Um, well, actually, NO. This is circa 1000 B.C., and if a woman doesn’t have a son, she’s got nothing. Elkanah is going to kick the bucket one of these years, and do you think Penny’s sons are going to take care of “Auntie” Hannah after Dad dies? Very doubtful. Even if they felt so inclined, Penny wouldn’t go along with it. Think of Sarah booting Hagar and Ishmael out the tent door in Genesis.
I wonder which wife Elkanah married first. I’m thinking Hannah, and when she couldn’t deliver the goods, he married Penny, who knew hubby loved Hannah more.
One of the kids Sunday morning actually mentioned that a bully is often someone who has been bullied by someone else! I may have to go softer on Penny. Elkanah emotionally bullied Penny. “I need you to be the baby maker, but it’s Hannah that I love.”
Now imagine if Hannah had said to Elkanah, “Why do you need another wife? Don’t I mean more to you than ten sons?” Cue hysterical laughter. No, it never worked that way in ancient cultures and not today in many modern cultures.
|"I got you this double burger |
to take your mind off your infertility."
Hannah’s “sister-wife” bullied her and her husband didn’t defend her. Elkanah responded to Penny’s bullying of Hannah by saying, “There, there, sweetie. Have a double helping of meat.” Meanwhile, Hannah’s crying so hard, her throat is so tight that there’s no way can she swallow the beef.
I made sure the kids knew Hannah was way more than one teardrop sad. I demonstrated some wailing for them. I hope I didn’t scare anyone. Oh, and I didn't tell the kids Hannah and Penny shared a husband. I told them Penny was "Hannah's friend."
|"What's that drunken floozy doing in my tabernacle?"|
1897-W-A-Foster - Published in 1897.
Scanned photos from the book whose copyright has expired
Hannah realizes there’s not going to be any satisfaction from her husband, the great defender, so she goes over his head. She goes to God. But Eli’s in the way. Eli possibly didn’t have the skill set for pastoral ministry. (Ya think???) He sees and hears this distraught woman and immediately accuses her of being drunk. God job, priest. You’re a bully, too.
I admire Hannah’s persistence in prayer and respect for the priest, even though he had shown her none. Eli never actually apologized for his insult, but he did tell Hannah her prayer would be answered. And it was. She got her baby boy and a bunch more kids, too, but that’s a story for another Sunday.
Hannah was a remarkable woman. God arranged her infertility so that he could make something extraordinary of Samuel’s birth. Samuel was going to be a very important prophet and judge in the nation. He needed a mama who was willing to literally, physically, give him back to God. But Hannah didn’t know that for all the years she struggled with barrenness and bullying. She finally became desperate enough to offer God the deal he had planned all along.

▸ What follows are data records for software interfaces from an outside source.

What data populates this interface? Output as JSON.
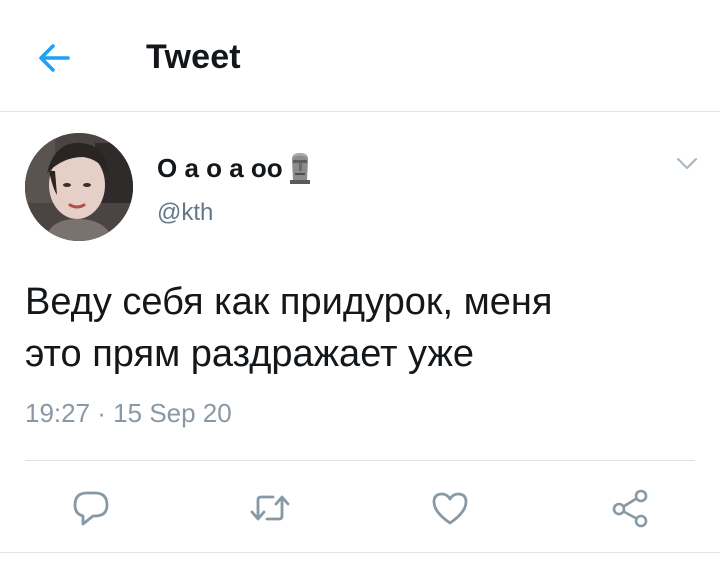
{
  "header": {
    "title": "Tweet",
    "back_icon": "arrow-left-icon",
    "accent": "#1da1f2"
  },
  "author": {
    "display_name": "O a o a oo",
    "name_emoji": "moai-icon",
    "handle": "@kth"
  },
  "tweet": {
    "text_lines": [
      "Веду себя как придурок, меня",
      "это прям раздражает уже"
    ],
    "timestamp": "19:27 · 15 Sep 20"
  },
  "actions": [
    {
      "name": "reply",
      "icon": "reply-icon"
    },
    {
      "name": "retweet",
      "icon": "retweet-icon"
    },
    {
      "name": "like",
      "icon": "heart-icon"
    },
    {
      "name": "share",
      "icon": "share-icon"
    }
  ],
  "colors": {
    "text": "#14171a",
    "secondary": "#657786",
    "icon": "#8899a6",
    "divider": "#dfe3e6"
  }
}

Hannah inspires me to remember that no matter which nitwit appears to be in charge of the situation (myself included), I can appeal to a higher authority. And even when I feel bullied or misunderstood, God knows and loves me and knows what’s best.